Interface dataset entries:
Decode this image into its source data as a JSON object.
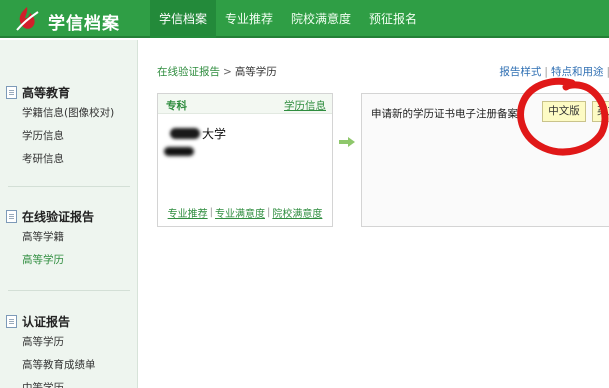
{
  "header": {
    "logo_text": "学信档案",
    "nav": [
      "学信档案",
      "专业推荐",
      "院校满意度",
      "预征报名"
    ],
    "active_index": 0
  },
  "sidebar": {
    "groups": [
      {
        "title": "高等教育",
        "items": [
          "学籍信息(图像校对)",
          "学历信息",
          "考研信息"
        ]
      },
      {
        "title": "在线验证报告",
        "items": [
          "高等学籍",
          "高等学历"
        ]
      },
      {
        "title": "认证报告",
        "items": [
          "高等学历",
          "高等教育成绩单",
          "中等学历"
        ]
      }
    ],
    "active_item": "高等学历"
  },
  "main": {
    "breadcrumb": {
      "parent": "在线验证报告",
      "separator": ">",
      "current": "高等学历"
    },
    "top_links": [
      "报告样式",
      "特点和用途"
    ],
    "card": {
      "type": "专科",
      "info_link": "学历信息",
      "school_suffix": "大学",
      "links": [
        "专业推荐",
        "专业满意度",
        "院校满意度"
      ]
    },
    "apply": {
      "text": "申请新的学历证书电子注册备案：",
      "btn_cn": "中文版",
      "btn_en": "英文版"
    }
  },
  "colors": {
    "brand_green": "#2f9e45",
    "link_green": "#2f8d3f",
    "annotation_red": "#e01818"
  }
}
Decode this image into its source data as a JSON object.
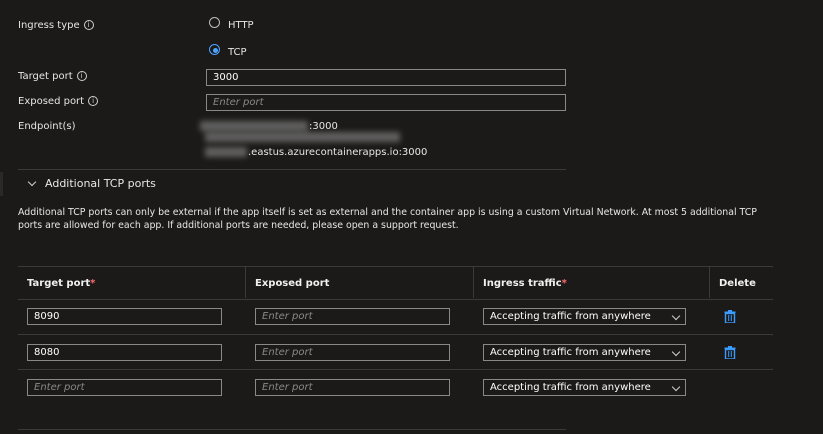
{
  "ingress": {
    "type_label": "Ingress type",
    "options": [
      "HTTP",
      "TCP"
    ],
    "selected": "TCP",
    "target_port_label": "Target port",
    "target_port_value": "3000",
    "exposed_port_label": "Exposed port",
    "exposed_port_placeholder": "Enter port",
    "endpoints_label": "Endpoint(s)",
    "endpoint1_suffix": ":3000",
    "endpoint2_suffix": ".eastus.azurecontainerapps.io:3000"
  },
  "additional": {
    "section_title": "Additional TCP ports",
    "description": "Additional TCP ports can only be external if the app itself is set as external and the container app is using a custom Virtual Network. At most 5 additional TCP ports are allowed for each app. If additional ports are needed, please open a support request.",
    "columns": {
      "target_port": "Target port",
      "exposed_port": "Exposed port",
      "ingress_traffic": "Ingress traffic",
      "delete": "Delete",
      "required_mark": "*"
    },
    "placeholder": "Enter port",
    "rows": [
      {
        "target_port": "8090",
        "traffic": "Accepting traffic from anywhere"
      },
      {
        "target_port": "8080",
        "traffic": "Accepting traffic from anywhere"
      },
      {
        "target_port": "",
        "traffic": "Accepting traffic from anywhere"
      }
    ]
  },
  "icons": {
    "info": "info-icon",
    "chevron": "chevron-down-icon",
    "delete": "trash-icon",
    "accent": "#4aa3ff"
  }
}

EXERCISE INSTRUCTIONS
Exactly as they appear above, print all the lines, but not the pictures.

TASK SOLUTION
Decode this image into its source data as a JSON object.
{
  "header": {
    "logo_text": "学信档案",
    "nav": [
      "学信档案",
      "专业推荐",
      "院校满意度",
      "预征报名"
    ],
    "active_index": 0
  },
  "sidebar": {
    "groups": [
      {
        "title": "高等教育",
        "items": [
          "学籍信息(图像校对)",
          "学历信息",
          "考研信息"
        ]
      },
      {
        "title": "在线验证报告",
        "items": [
          "高等学籍",
          "高等学历"
        ]
      },
      {
        "title": "认证报告",
        "items": [
          "高等学历",
          "高等教育成绩单",
          "中等学历"
        ]
      }
    ],
    "active_item": "高等学历"
  },
  "main": {
    "breadcrumb": {
      "parent": "在线验证报告",
      "separator": ">",
      "current": "高等学历"
    },
    "top_links": [
      "报告样式",
      "特点和用途"
    ],
    "card": {
      "type": "专科",
      "info_link": "学历信息",
      "school_suffix": "大学",
      "links": [
        "专业推荐",
        "专业满意度",
        "院校满意度"
      ]
    },
    "apply": {
      "text": "申请新的学历证书电子注册备案：",
      "btn_cn": "中文版",
      "btn_en": "英文版"
    }
  },
  "colors": {
    "brand_green": "#2f9e45",
    "link_green": "#2f8d3f",
    "annotation_red": "#e01818"
  }
}
Decode this image into its source data as a JSON object.
{
  "ingress": {
    "type_label": "Ingress type",
    "options": [
      "HTTP",
      "TCP"
    ],
    "selected": "TCP",
    "target_port_label": "Target port",
    "target_port_value": "3000",
    "exposed_port_label": "Exposed port",
    "exposed_port_placeholder": "Enter port",
    "endpoints_label": "Endpoint(s)",
    "endpoint1_suffix": ":3000",
    "endpoint2_suffix": ".eastus.azurecontainerapps.io:3000"
  },
  "additional": {
    "section_title": "Additional TCP ports",
    "description": "Additional TCP ports can only be external if the app itself is set as external and the container app is using a custom Virtual Network. At most 5 additional TCP ports are allowed for each app. If additional ports are needed, please open a support request.",
    "columns": {
      "target_port": "Target port",
      "exposed_port": "Exposed port",
      "ingress_traffic": "Ingress traffic",
      "delete": "Delete",
      "required_mark": "*"
    },
    "placeholder": "Enter port",
    "rows": [
      {
        "target_port": "8090",
        "traffic": "Accepting traffic from anywhere"
      },
      {
        "target_port": "8080",
        "traffic": "Accepting traffic from anywhere"
      },
      {
        "target_port": "",
        "traffic": "Accepting traffic from anywhere"
      }
    ]
  },
  "icons": {
    "info": "info-icon",
    "chevron": "chevron-down-icon",
    "delete": "trash-icon",
    "accent": "#4aa3ff"
  }
}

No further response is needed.